Format

Send to

Choose Destination
J Nutr Sci. 2019 Mar 25;8:e11. doi: 10.1017/jns.2019.8. eCollection 2019.

Avoiding holiday seasonal weight gain with nutrient-supported intermittent energy restriction: a pilot study.

Author information

1
Life Extension Clinical Research, Inc., 5990 North Federal Highway, Fort Lauderdale, FL 33308, USA.
2
Life Extension, Inc., 3600 West Commercial Boulevard, Fort Lauderdale, FL 33309, USA.

Abstract

This pilot randomised controlled study evaluated the effects of a nutrient-supported intermittent energy restriction nutrition programme to prevent weight gain in healthy overweight adults during the 6-week winter holiday period between Thanksgiving and New Year. For 52 d, twenty-two overweight adults (mean age 41·0 years, BMI 27·3 kg/m2) were assigned to either the nutrition programme (n 10; two fasting days of 730 kcal/d (3050 kJ/d) of balanced shake and dietary supplements to support weight management efforts, followed by 5 d of habitual diet) or a control group (n 12; habitual diet). A significant weight loss from baseline (pre-holiday 10 d before Thanksgiving) to day 52 (post-holiday 3 January) was observed in the nutrition programme (75·0 (sd 9·8) v. 76·3 (sd 9·8) kg; P < 0·05). Body weight did not significantly change in the control group and there was no between-group difference. Increases from baseline in fasting insulin (42·9 %; P = 0·0256), updated homoeostasis model assessment (HOMA2) (43 %; P = 0·025), LDL-cholesterol (8·4 %; P = 0·0426) and total cholesterol (7·1 %; P = 0·0154) levels were also reported in the control group. In the nutrition programme group, baseline HDL-cholesterol and TAG levels measured after two fasting days increased (13 %; P = 0·0245) and decreased (22·8 %; P = 0·0416), respectively. There was no significant change in HOMA2. Between-group differences in changes in insulin levels (P = 0·0227), total cholesterol:HDL-cholesterol ratio (P = 0·0419) and HOMA2 (P = 0·0210) were significant. Overall compliance rate was 98 % and no severe adverse events were reported. These preliminary findings suggest that this intermittent energy restriction intervention might support weight management efforts and help promote metabolic health during the winter holiday season.

KEYWORDS:

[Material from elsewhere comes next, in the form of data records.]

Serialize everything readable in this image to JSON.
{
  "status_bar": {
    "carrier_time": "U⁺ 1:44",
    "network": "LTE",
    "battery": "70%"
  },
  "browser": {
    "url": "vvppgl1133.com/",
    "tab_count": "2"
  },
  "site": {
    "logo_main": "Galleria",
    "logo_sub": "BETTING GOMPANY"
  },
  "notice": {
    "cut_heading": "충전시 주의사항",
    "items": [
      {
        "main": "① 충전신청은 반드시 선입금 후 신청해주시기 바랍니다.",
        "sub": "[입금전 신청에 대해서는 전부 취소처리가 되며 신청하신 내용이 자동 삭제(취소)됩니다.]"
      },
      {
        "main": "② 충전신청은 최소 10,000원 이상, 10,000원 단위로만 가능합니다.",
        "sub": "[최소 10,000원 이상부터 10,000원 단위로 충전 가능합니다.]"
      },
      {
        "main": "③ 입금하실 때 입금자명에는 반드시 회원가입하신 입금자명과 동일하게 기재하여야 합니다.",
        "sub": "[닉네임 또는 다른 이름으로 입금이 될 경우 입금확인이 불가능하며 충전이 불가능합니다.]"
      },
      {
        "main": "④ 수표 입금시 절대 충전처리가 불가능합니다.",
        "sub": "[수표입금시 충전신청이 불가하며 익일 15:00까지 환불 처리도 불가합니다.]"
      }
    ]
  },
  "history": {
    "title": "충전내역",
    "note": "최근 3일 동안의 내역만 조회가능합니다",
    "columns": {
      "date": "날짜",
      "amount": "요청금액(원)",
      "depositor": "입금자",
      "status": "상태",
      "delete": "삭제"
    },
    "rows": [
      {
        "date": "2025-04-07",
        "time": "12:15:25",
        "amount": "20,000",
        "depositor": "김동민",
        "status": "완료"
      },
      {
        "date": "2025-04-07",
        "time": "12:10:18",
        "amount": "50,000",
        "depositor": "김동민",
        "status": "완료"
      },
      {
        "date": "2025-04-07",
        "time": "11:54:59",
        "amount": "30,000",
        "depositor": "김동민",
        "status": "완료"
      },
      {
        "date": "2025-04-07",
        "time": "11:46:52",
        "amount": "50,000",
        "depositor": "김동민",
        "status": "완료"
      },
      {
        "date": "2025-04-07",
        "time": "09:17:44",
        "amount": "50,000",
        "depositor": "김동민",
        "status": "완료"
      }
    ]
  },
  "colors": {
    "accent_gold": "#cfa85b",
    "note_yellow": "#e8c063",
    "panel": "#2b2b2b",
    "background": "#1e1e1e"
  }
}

ALT, alanine aminotransferase; AST, aspartate aminotransferase; Body weight; Dietary supplements; HOMA2, updated homoeostasis model assessment; Insulin; Intermittent energy restriction; Lipid profile; Modified 5:2 diet; Winter holiday

Supplemental Content

Full text links

Icon for Cambridge University Press Icon for PubMed Central
Loading ...
Support Center